I always make mine when the antenna it is intended to be installed upon is complete and ready to be installed on the mast. The reason for this is I am able to accurately install the balun in place by measuring the coax out along the boom and in most case, keep with one length of coax with no joins from the antenna to the radio.
First, we should prepare the coax for connection to the antenna feed point. Assuming we are going to install one single piece of coax from the antenna, through the balun and to the transceiver, cut the coax at one end and prepare it in order that you can see around 5 to 10mm of inner core with the same amount of braid. Keep in mind that the antenna dipole starts at the point that the inner and outer core of the coax split and therefore, this 5-10mm of each should finish where the coax is whole again (see picture).
Slide one ring end over each piece of the coax showing and test the connection on the antenna. the last thing you want to do is solder the rings to the coax and they are not long enough! Once you know where they need to be, solder the joints and ensure there is sufficient heat to allow the solder to flow deep in the joint. This will ensure a good connection and limit the chance of any water ingress.
Next we need to ensure our joint is sealed well reducing the chance of water being able to seep into the coax. One way is to install an insulator box at the feed point. However, from my experiments, it is much more difficult to keep the elements aligned this way. Generally, the dipole ends up a little higher than the rest of the Yagi elements which does have an impact on the pattern. Furthermore, if water were to gain access to this isolation box it could sit inside the box and cause the same issues as it would if it gained access to the coax.
I purchase good quality self amalgamating and simply wrap the feed point of the coax directly. Make sure to use plenty and ensure that you have covered every possible access hole to water. Once this is complete, you are ready to connect the rings to the antenna feed point.

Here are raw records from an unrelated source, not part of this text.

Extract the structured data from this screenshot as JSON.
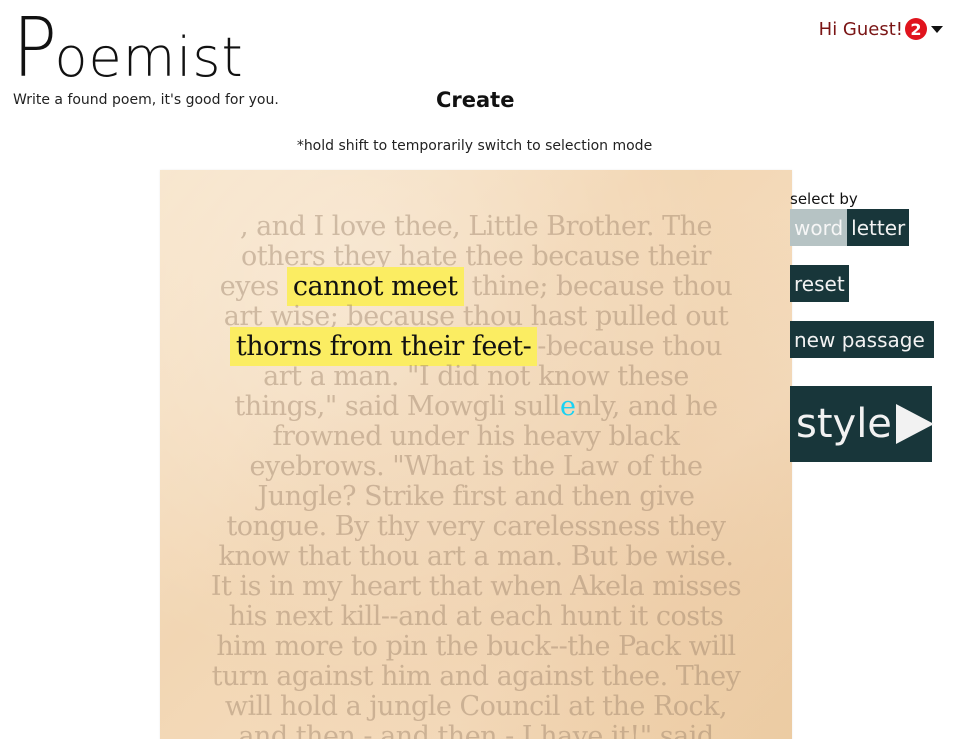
{
  "app": {
    "logo_first": "P",
    "logo_rest": "oemist",
    "tagline": "Write a found poem, it's good for you.",
    "page_title": "Create"
  },
  "user": {
    "greeting": "Hi Guest!",
    "notification_count": "2"
  },
  "hint": "*hold shift to temporarily switch to selection mode",
  "passage": {
    "lines": [
      [
        {
          "t": ", and I love thee, Little Brother. The"
        }
      ],
      [
        {
          "t": "others they hate thee because their"
        }
      ],
      [
        {
          "t": "eyes "
        },
        {
          "t": "cannot meet",
          "sel": true
        },
        {
          "t": " thine; because thou"
        }
      ],
      [
        {
          "t": "art wise; because thou hast pulled out"
        }
      ],
      [
        {
          "t": "thorns from their feet-",
          "sel": true
        },
        {
          "t": "-because thou"
        }
      ],
      [
        {
          "t": "art a man. \"I did not know these"
        }
      ],
      [
        {
          "t": "things,\" said Mowgli sull"
        },
        {
          "t": "e",
          "cursor": true
        },
        {
          "t": "nly, and he"
        }
      ],
      [
        {
          "t": "frowned under his heavy black"
        }
      ],
      [
        {
          "t": "eyebrows. \"What is the Law of the"
        }
      ],
      [
        {
          "t": "Jungle? Strike first and then give"
        }
      ],
      [
        {
          "t": "tongue. By thy very carelessness they"
        }
      ],
      [
        {
          "t": "know that thou art a man. But be wise."
        }
      ],
      [
        {
          "t": "It is in my heart that when Akela misses"
        }
      ],
      [
        {
          "t": "his next kill--and at each hunt it costs"
        }
      ],
      [
        {
          "t": "him more to pin the buck--the Pack will"
        }
      ],
      [
        {
          "t": "turn against him and against thee. They"
        }
      ],
      [
        {
          "t": "will hold a jungle Council at the Rock,"
        }
      ],
      [
        {
          "t": "and then - and then - I have it!\" said"
        }
      ]
    ]
  },
  "controls": {
    "select_by_label": "select by",
    "word_label": "word",
    "letter_label": "letter",
    "selected_mode": "word",
    "reset_label": "reset",
    "new_passage_label": "new passage",
    "style_label": "style"
  },
  "colors": {
    "highlight": "#fbed62",
    "button_bg": "#18363a",
    "active_segment": "#b6c3c4",
    "cursor_letter": "#1ad2f2",
    "badge": "#e0141d",
    "greeting": "#7a1515"
  }
}
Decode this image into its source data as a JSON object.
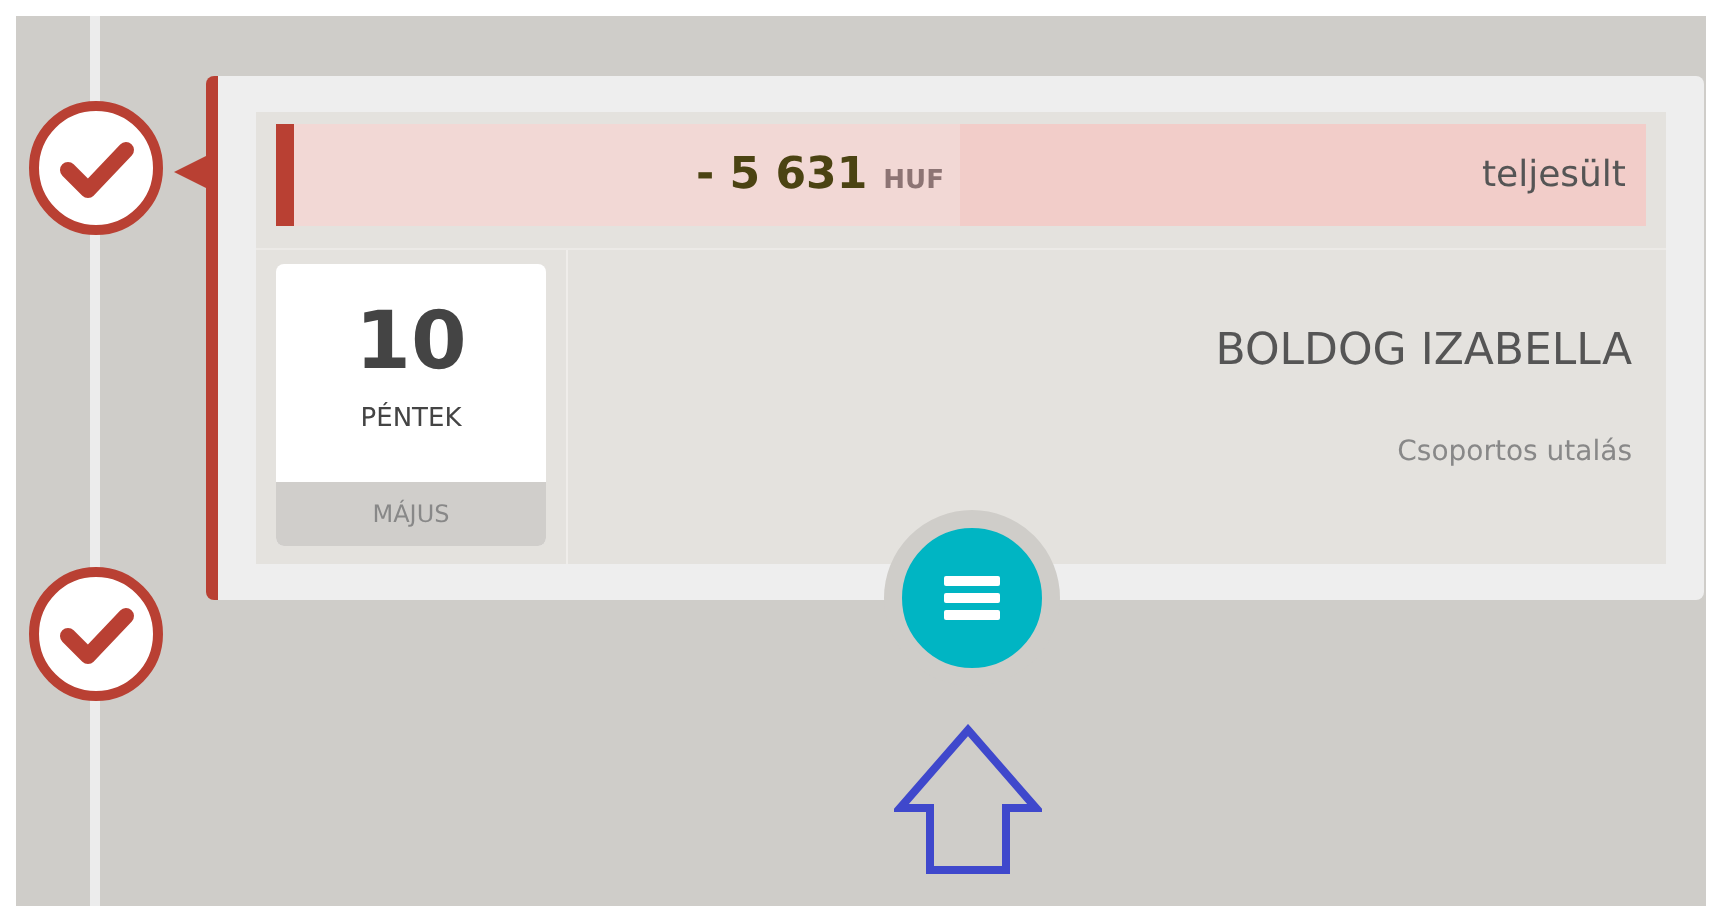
{
  "timeline_markers": [
    {
      "kind": "check"
    },
    {
      "kind": "check"
    }
  ],
  "transaction": {
    "amount": "- 5 631",
    "currency": "HUF",
    "status": "teljesült",
    "day": "10",
    "weekday": "PÉNTEK",
    "month": "MÁJUS",
    "name": "BOLDOG IZABELLA",
    "type": "Csoportos utalás"
  }
}
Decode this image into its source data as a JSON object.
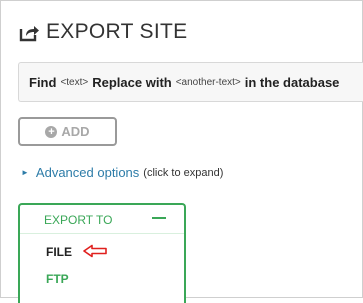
{
  "header": {
    "title": "EXPORT SITE",
    "icon": "export-icon"
  },
  "find_replace": {
    "find_label": "Find",
    "find_placeholder": "<text>",
    "replace_label": "Replace with",
    "replace_placeholder": "<another-text>",
    "suffix": "in the database"
  },
  "add_button": {
    "label": "ADD",
    "icon": "plus-circle-icon"
  },
  "advanced": {
    "link_label": "Advanced options",
    "hint": "(click to expand)"
  },
  "export_panel": {
    "title": "EXPORT TO",
    "options": [
      {
        "label": "FILE"
      },
      {
        "label": "FTP"
      }
    ]
  },
  "colors": {
    "accent_green": "#3aa757",
    "link_blue": "#2d7ca8",
    "annotation_red": "#e0201e",
    "muted_gray": "#a8a8a8"
  }
}
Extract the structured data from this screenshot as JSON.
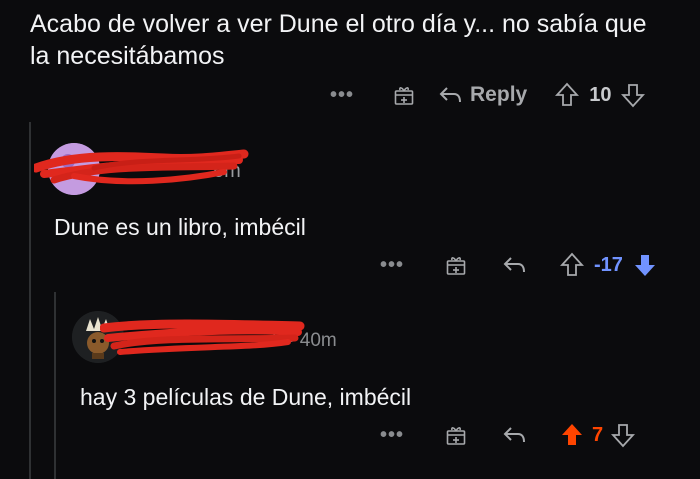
{
  "post": {
    "text": "Acabo de volver a ver Dune el otro día y... no sabía que la necesitábamos",
    "actions": {
      "more": "•••",
      "reply_label": "Reply",
      "score": "10"
    }
  },
  "comment1": {
    "meta_fragment": "5m",
    "text": "Dune es un libro, imbécil",
    "actions": {
      "more": "•••",
      "score": "-17",
      "vote_state": "downvoted"
    }
  },
  "comment2": {
    "meta_fragment": "5 • 40m",
    "text": "hay 3 películas de Dune, imbécil",
    "actions": {
      "more": "•••",
      "score": "7",
      "vote_state": "upvoted"
    }
  },
  "colors": {
    "background": "#0b0b0d",
    "upvote": "#ff4500",
    "downvote": "#7193ff",
    "redaction": "#e0281e"
  }
}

Having connected the coax, decide where you want to place the balun (example in the picture at the top of this page) and mark this point on the coax with a ring of low-tack tape, perhaps insulation tape. Now take off the coax once again for a moment.
Winding the balun
Now we need a few extra tools in order to create our balun. Do you have a spray-can somewhere in the house? This could be furniture polish or a can of WD40. Any standard size household spray can will do. next, we need 4 to 6 strong cable ties that are long enough to go around 4 to 5 lengths of the coax we are using. Place each one of these cable ties face up on the side of the spray-can and place the low-tack tape over one side of the cable tie to hold it in place. now wrap the tape a 1/4 of the way around the can and place another cable tie. Do this until we have 4 to 6 of these cable ties in a ring around the can. Then place another line of tape around the over end of the can to fully secure the cable ties onto the can.
Now locate the mark you made earlier on your feed coax. Hold this point on one end of the can so as it can not move, making sure that the tape holding the cable ties on the can is outside of the point where you are holding the coax.
Now roll the can until you have 4 to 5 turns (50/70Mhz 2 is OK for 144MHz and 1 tight turn on 430Mhz. This should be tested with clip on ferrite chokes after the balun. If the SWR changes, you have too many or too few turns. Change and try again) of coax on the can. At this point, we need to remove the tape holding the cable ties in place on the can. the rolled coax will not be holding them to the can so they should not move. Loop back the cable ties and slot the ends together and tighten as appropriate.
You are now done with you balun! You may now remove the can and install the coax/balun onto your boom, you are ready to go!